>>>>>

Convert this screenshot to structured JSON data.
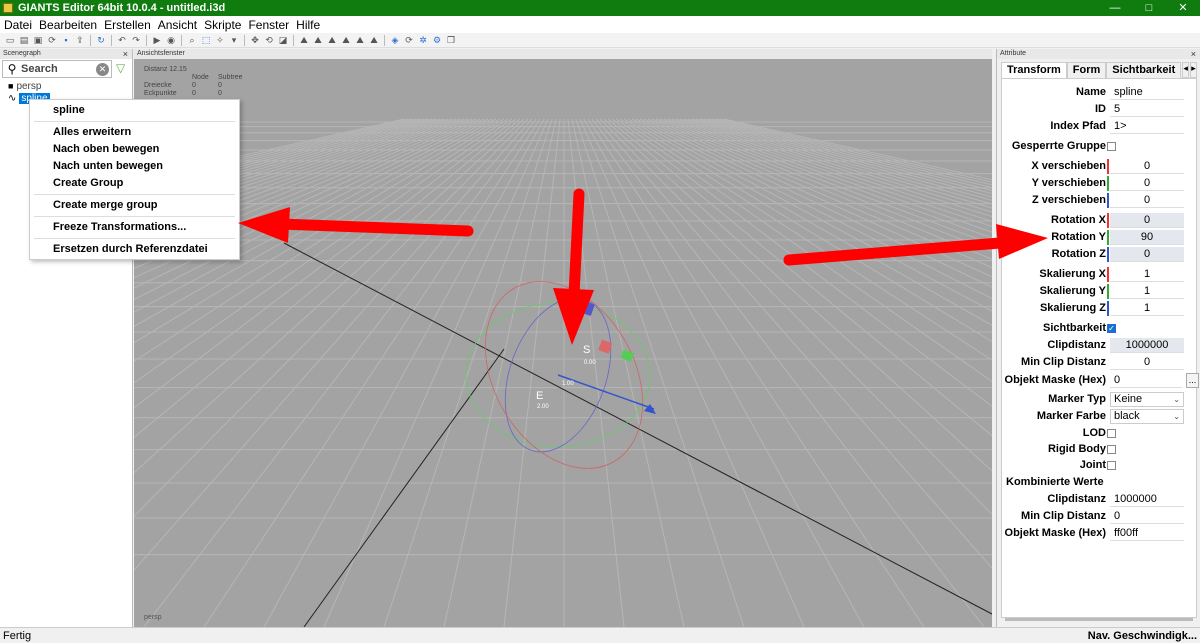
{
  "window": {
    "title": "GIANTS Editor 64bit 10.0.4 - untitled.i3d",
    "minimize": "—",
    "maximize": "□",
    "close": "✕"
  },
  "menu": [
    "Datei",
    "Bearbeiten",
    "Erstellen",
    "Ansicht",
    "Skripte",
    "Fenster",
    "Hilfe"
  ],
  "scenegraph": {
    "title": "Scenegraph",
    "search_placeholder": "Search",
    "nodes": [
      {
        "label": "persp"
      },
      {
        "label": "spline",
        "selected": true
      }
    ]
  },
  "context_menu": {
    "header": "spline",
    "items": [
      "Alles erweitern",
      "Nach oben bewegen",
      "Nach unten bewegen",
      "Create Group",
      "Create merge group",
      "Freeze Transformations...",
      "Ersetzen durch Referenzdatei"
    ]
  },
  "viewport": {
    "title": "Ansichtsfenster",
    "stats": {
      "distance": "Distanz 12.15",
      "col_node": "Node",
      "col_subtree": "Subtree",
      "rows": [
        {
          "label": "Dreiecke",
          "node": "0",
          "subtree": "0"
        },
        {
          "label": "Eckpunkte",
          "node": "0",
          "subtree": "0"
        }
      ]
    },
    "camera": "persp",
    "gizmo": {
      "start_label": "S",
      "start_value": "0.00",
      "mid_value": "1.00",
      "end_label": "E",
      "end_value": "2.00"
    }
  },
  "attributes": {
    "title": "Attribute",
    "tabs": [
      "Transform",
      "Form",
      "Sichtbarkeit"
    ],
    "name_label": "Name",
    "name_value": "spline",
    "id_label": "ID",
    "id_value": "5",
    "index_label": "Index Pfad",
    "index_value": "1>",
    "locked_label": "Gesperrte Gruppe",
    "tx_label": "X verschieben",
    "tx": "0",
    "ty_label": "Y verschieben",
    "ty": "0",
    "tz_label": "Z verschieben",
    "tz": "0",
    "rx_label": "Rotation X",
    "rx": "0",
    "ry_label": "Rotation Y",
    "ry": "90",
    "rz_label": "Rotation Z",
    "rz": "0",
    "sx_label": "Skalierung X",
    "sx": "1",
    "sy_label": "Skalierung Y",
    "sy": "1",
    "sz_label": "Skalierung Z",
    "sz": "1",
    "visibility_label": "Sichtbarkeit",
    "clip_label": "Clipdistanz",
    "clip": "1000000",
    "minclip_label": "Min Clip Distanz",
    "minclip": "0",
    "mask_label": "Objekt Maske (Hex)",
    "mask": "0",
    "mask_button": "...",
    "marker_type_label": "Marker Typ",
    "marker_type": "Keine",
    "marker_color_label": "Marker Farbe",
    "marker_color": "black",
    "lod_label": "LOD",
    "rigid_label": "Rigid Body",
    "joint_label": "Joint",
    "combined_label": "Kombinierte Werte",
    "c_clip_label": "Clipdistanz",
    "c_clip": "1000000",
    "c_minclip_label": "Min Clip Distanz",
    "c_minclip": "0",
    "c_mask_label": "Objekt Maske (Hex)",
    "c_mask": "ff00ff"
  },
  "status": {
    "left": "Fertig",
    "right": "Nav. Geschwindigk..."
  },
  "colors": {
    "titlebar": "#107c10",
    "annotation_arrow": "#ff0000",
    "axis_x": "#e33",
    "axis_y": "#3a3",
    "axis_z": "#35c"
  }
}
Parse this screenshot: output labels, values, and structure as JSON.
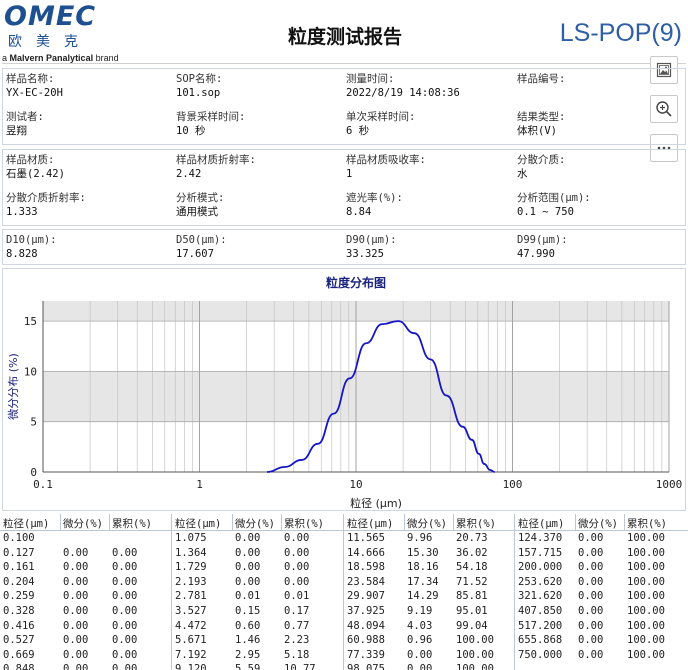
{
  "header": {
    "logo_text": "OMEC",
    "logo_cn": "欧美克",
    "logo_sub_a": "a",
    "logo_sub_b": "Malvern Panalytical",
    "logo_sub_c": "brand",
    "title": "粒度测试报告",
    "code": "LS-POP(9)"
  },
  "tools": {
    "image_icon": "image-icon",
    "zoom_icon": "zoom-in-icon",
    "more_icon": "more-icon"
  },
  "info1": [
    {
      "label": "样品名称:",
      "value": "YX-EC-20H"
    },
    {
      "label": "SOP名称:",
      "value": "101.sop"
    },
    {
      "label": "测量时间:",
      "value": "2022/8/19 14:08:36"
    },
    {
      "label": "样品编号:",
      "value": ""
    },
    {
      "label": "测试者:",
      "value": "昱翔"
    },
    {
      "label": "背景采样时间:",
      "value": "10 秒"
    },
    {
      "label": "单次采样时间:",
      "value": "6 秒"
    },
    {
      "label": "结果类型:",
      "value": "体积(V)"
    }
  ],
  "info2": [
    {
      "label": "样品材质:",
      "value": "石墨(2.42)"
    },
    {
      "label": "样品材质折射率:",
      "value": "2.42"
    },
    {
      "label": "样品材质吸收率:",
      "value": "1"
    },
    {
      "label": "分散介质:",
      "value": "水"
    },
    {
      "label": "分散介质折射率:",
      "value": "1.333"
    },
    {
      "label": "分析模式:",
      "value": "通用模式"
    },
    {
      "label": "遮光率(%):",
      "value": "8.84"
    },
    {
      "label": "分析范围(μm):",
      "value": "0.1 ~ 750"
    }
  ],
  "info3": [
    {
      "label": "D10(μm):",
      "value": "8.828"
    },
    {
      "label": "D50(μm):",
      "value": "17.607"
    },
    {
      "label": "D90(μm):",
      "value": "33.325"
    },
    {
      "label": "D99(μm):",
      "value": "47.990"
    }
  ],
  "chart_data": {
    "type": "line",
    "title": "粒度分布图",
    "xlabel": "粒径 (μm)",
    "ylabel": "微分分布 (%)",
    "x_scale": "log",
    "xlim": [
      0.1,
      1000
    ],
    "ylim": [
      0,
      17
    ],
    "x_ticks": [
      "0.1",
      "1",
      "10",
      "100",
      "1000"
    ],
    "y_ticks": [
      "0",
      "5",
      "10",
      "15"
    ],
    "grid": true,
    "series": [
      {
        "x": [
          2.7,
          3.5,
          4.5,
          5.7,
          7.2,
          9.1,
          11.6,
          14.7,
          18.6,
          23.6,
          29.9,
          37.9,
          48.1,
          55,
          61,
          66,
          72,
          77
        ],
        "y": [
          0,
          0.5,
          1.2,
          2.8,
          5.8,
          9.3,
          12.8,
          14.7,
          15.0,
          13.8,
          11.2,
          7.6,
          4.5,
          3.2,
          1.8,
          0.8,
          0.2,
          0
        ],
        "color": "#1414c8"
      }
    ],
    "band_color": "#e6e6e6"
  },
  "table": {
    "headers": [
      "粒径(μm)",
      "微分(%)",
      "累积(%)"
    ],
    "columns": [
      [
        [
          "0.100",
          "",
          ""
        ],
        [
          "0.127",
          "0.00",
          "0.00"
        ],
        [
          "0.161",
          "0.00",
          "0.00"
        ],
        [
          "0.204",
          "0.00",
          "0.00"
        ],
        [
          "0.259",
          "0.00",
          "0.00"
        ],
        [
          "0.328",
          "0.00",
          "0.00"
        ],
        [
          "0.416",
          "0.00",
          "0.00"
        ],
        [
          "0.527",
          "0.00",
          "0.00"
        ],
        [
          "0.669",
          "0.00",
          "0.00"
        ],
        [
          "0.848",
          "0.00",
          "0.00"
        ]
      ],
      [
        [
          "1.075",
          "0.00",
          "0.00"
        ],
        [
          "1.364",
          "0.00",
          "0.00"
        ],
        [
          "1.729",
          "0.00",
          "0.00"
        ],
        [
          "2.193",
          "0.00",
          "0.00"
        ],
        [
          "2.781",
          "0.01",
          "0.01"
        ],
        [
          "3.527",
          "0.15",
          "0.17"
        ],
        [
          "4.472",
          "0.60",
          "0.77"
        ],
        [
          "5.671",
          "1.46",
          "2.23"
        ],
        [
          "7.192",
          "2.95",
          "5.18"
        ],
        [
          "9.120",
          "5.59",
          "10.77"
        ]
      ],
      [
        [
          "11.565",
          "9.96",
          "20.73"
        ],
        [
          "14.666",
          "15.30",
          "36.02"
        ],
        [
          "18.598",
          "18.16",
          "54.18"
        ],
        [
          "23.584",
          "17.34",
          "71.52"
        ],
        [
          "29.907",
          "14.29",
          "85.81"
        ],
        [
          "37.925",
          "9.19",
          "95.01"
        ],
        [
          "48.094",
          "4.03",
          "99.04"
        ],
        [
          "60.988",
          "0.96",
          "100.00"
        ],
        [
          "77.339",
          "0.00",
          "100.00"
        ],
        [
          "98.075",
          "0.00",
          "100.00"
        ]
      ],
      [
        [
          "124.370",
          "0.00",
          "100.00"
        ],
        [
          "157.715",
          "0.00",
          "100.00"
        ],
        [
          "200.000",
          "0.00",
          "100.00"
        ],
        [
          "253.620",
          "0.00",
          "100.00"
        ],
        [
          "321.620",
          "0.00",
          "100.00"
        ],
        [
          "407.850",
          "0.00",
          "100.00"
        ],
        [
          "517.200",
          "0.00",
          "100.00"
        ],
        [
          "655.868",
          "0.00",
          "100.00"
        ],
        [
          "750.000",
          "0.00",
          "100.00"
        ]
      ]
    ]
  }
}
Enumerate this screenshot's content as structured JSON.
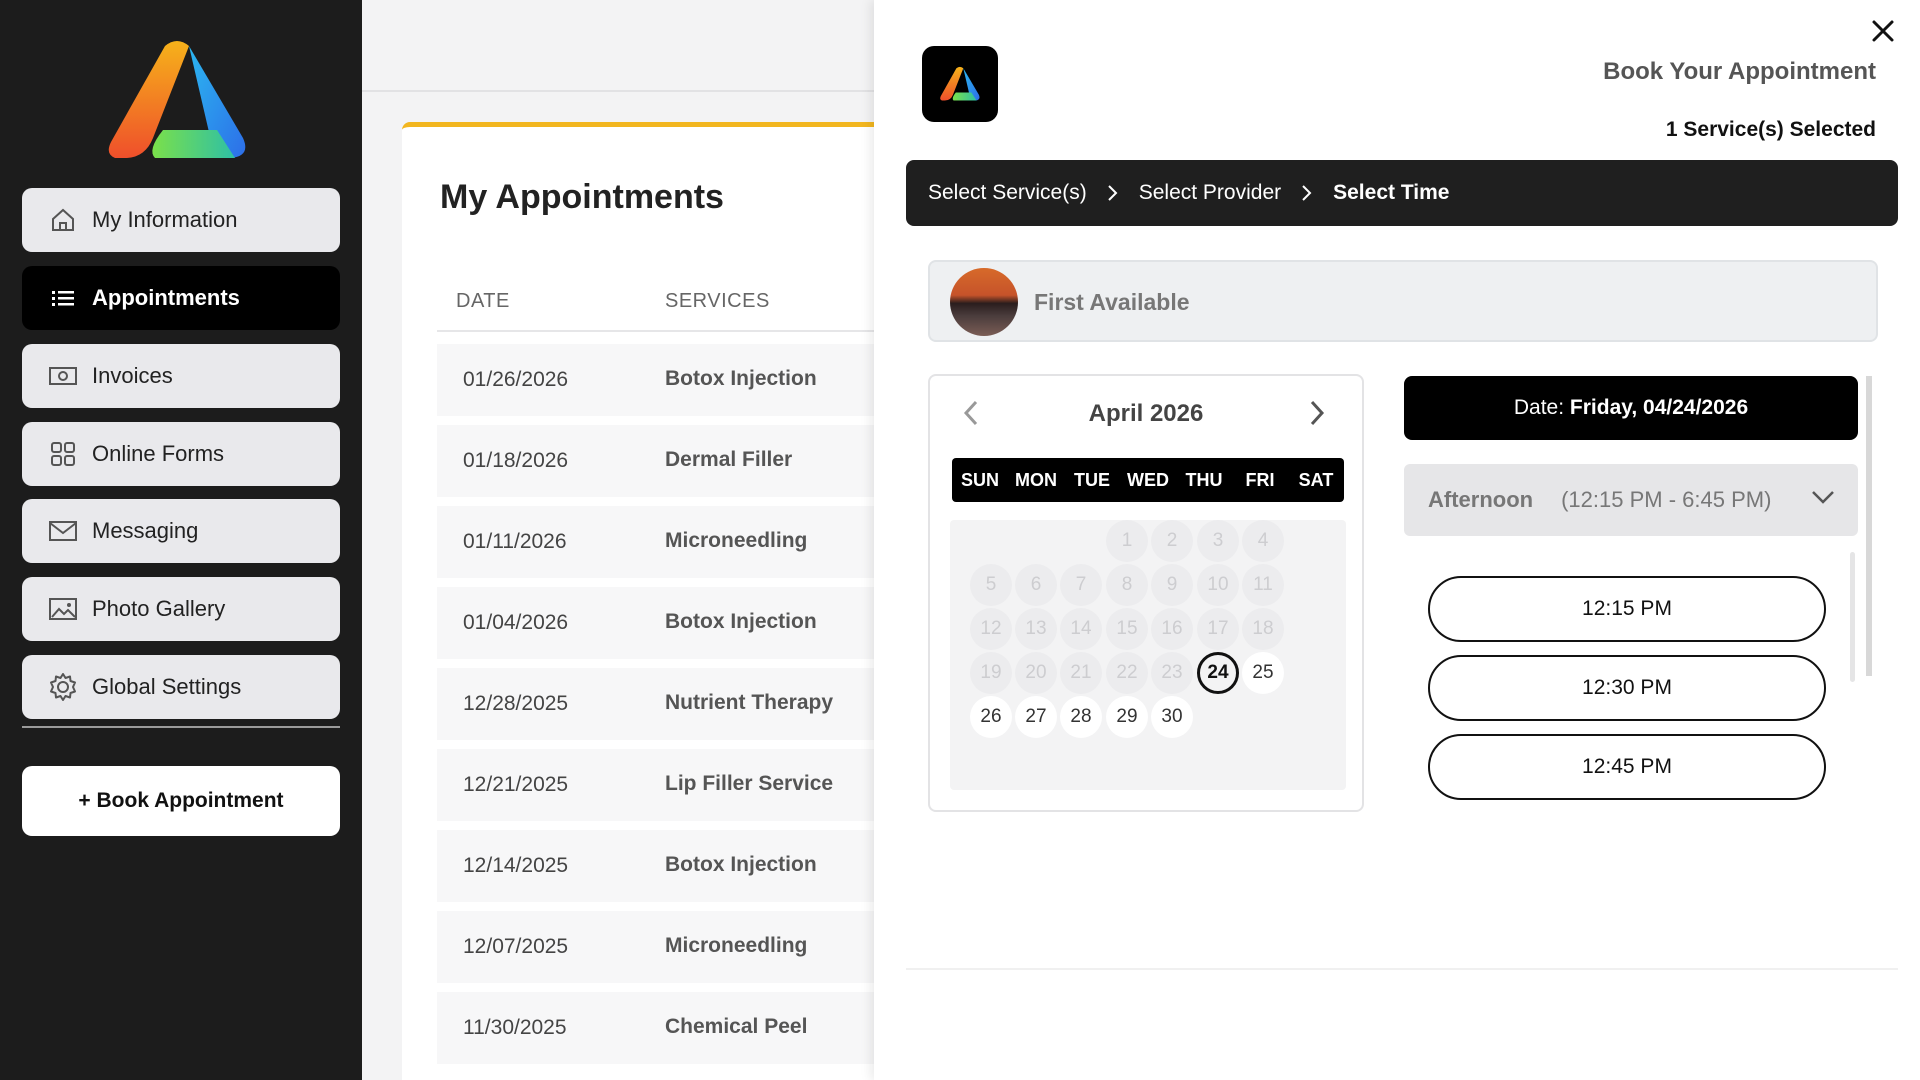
{
  "sidebar": {
    "items": [
      {
        "label": "My Information",
        "icon": "home-icon"
      },
      {
        "label": "Appointments",
        "icon": "list-icon",
        "active": true
      },
      {
        "label": "Invoices",
        "icon": "money-icon"
      },
      {
        "label": "Online Forms",
        "icon": "grid-icon"
      },
      {
        "label": "Messaging",
        "icon": "mail-icon"
      },
      {
        "label": "Photo Gallery",
        "icon": "image-icon"
      },
      {
        "label": "Global Settings",
        "icon": "gear-icon"
      }
    ],
    "book_label": "+ Book Appointment"
  },
  "main": {
    "title": "My Appointments",
    "columns": [
      "DATE",
      "SERVICES"
    ],
    "rows": [
      {
        "date": "01/26/2026",
        "service": "Botox Injection"
      },
      {
        "date": "01/18/2026",
        "service": "Dermal Filler"
      },
      {
        "date": "01/11/2026",
        "service": "Microneedling"
      },
      {
        "date": "01/04/2026",
        "service": "Botox Injection"
      },
      {
        "date": "12/28/2025",
        "service": "Nutrient Therapy"
      },
      {
        "date": "12/21/2025",
        "service": "Lip Filler Service"
      },
      {
        "date": "12/14/2025",
        "service": "Botox Injection"
      },
      {
        "date": "12/07/2025",
        "service": "Microneedling"
      },
      {
        "date": "11/30/2025",
        "service": "Chemical Peel"
      }
    ]
  },
  "panel": {
    "title": "Book Your Appointment",
    "subtitle": "1 Service(s) Selected",
    "steps": [
      "Select Service(s)",
      "Select Provider",
      "Select Time"
    ],
    "provider": "First Available",
    "calendar": {
      "month": "April 2026",
      "days_of_week": [
        "SUN",
        "MON",
        "TUE",
        "WED",
        "THU",
        "FRI",
        "SAT"
      ],
      "selected_day": "24",
      "day_numbers": [
        "1",
        "2",
        "3",
        "4",
        "5",
        "6",
        "7",
        "8",
        "9",
        "10",
        "11",
        "12",
        "13",
        "14",
        "15",
        "16",
        "17",
        "18",
        "19",
        "20",
        "21",
        "22",
        "23",
        "24",
        "25",
        "26",
        "27",
        "28",
        "29",
        "30"
      ]
    },
    "date_label": "Date:",
    "date_value": "Friday, 04/24/2026",
    "period_label": "Afternoon",
    "period_range": "(12:15 PM - 6:45 PM)",
    "slots": [
      "12:15 PM",
      "12:30 PM",
      "12:45 PM"
    ]
  },
  "colors": {
    "accent": "#f2b61f",
    "dark": "#1c1c1c"
  }
}
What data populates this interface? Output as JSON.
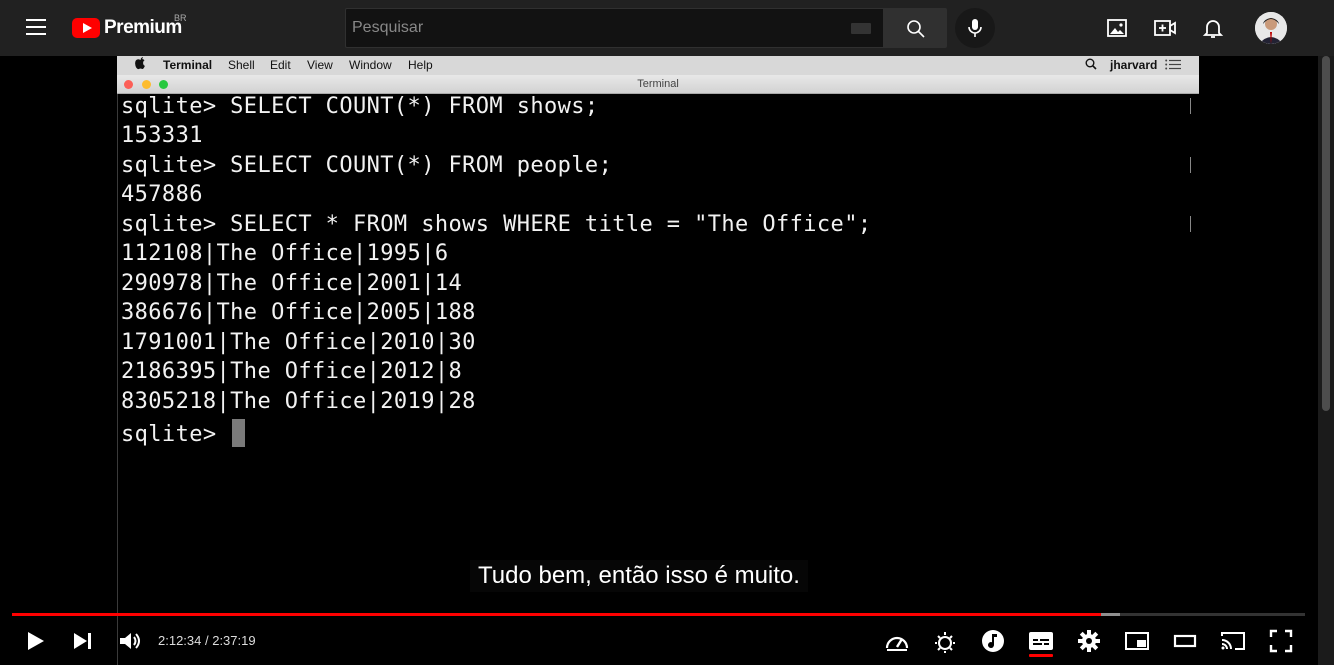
{
  "youtube": {
    "logo_text": "Premium",
    "country": "BR",
    "search_placeholder": "Pesquisar",
    "colors": {
      "brand": "#ff0000",
      "topbar": "#212121"
    }
  },
  "mac": {
    "apple": "",
    "menu": [
      "Terminal",
      "Shell",
      "Edit",
      "View",
      "Window",
      "Help"
    ],
    "user": "jharvard",
    "window_title": "Terminal"
  },
  "terminal": {
    "lines": [
      "sqlite> SELECT COUNT(*) FROM shows;",
      "153331",
      "sqlite> SELECT COUNT(*) FROM people;",
      "457886",
      "sqlite> SELECT * FROM shows WHERE title = \"The Office\";",
      "112108|The Office|1995|6",
      "290978|The Office|2001|14",
      "386676|The Office|2005|188",
      "1791001|The Office|2010|30",
      "2186395|The Office|2012|8",
      "8305218|The Office|2019|28"
    ],
    "prompt": "sqlite> "
  },
  "subtitle": "Tudo bem, então isso é muito.",
  "player": {
    "current_time": "2:12:34",
    "duration": "2:37:19",
    "time_display": "2:12:34 / 2:37:19",
    "played_fraction": 0.842,
    "loaded_fraction": 0.857
  }
}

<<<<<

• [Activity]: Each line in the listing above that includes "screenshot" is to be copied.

• [Exercise response]:
Convert this screenshot to structured JSON data.
Parse this screenshot: output labels, values, and structure as JSON.
Enumerate this screenshot's content as structured JSON.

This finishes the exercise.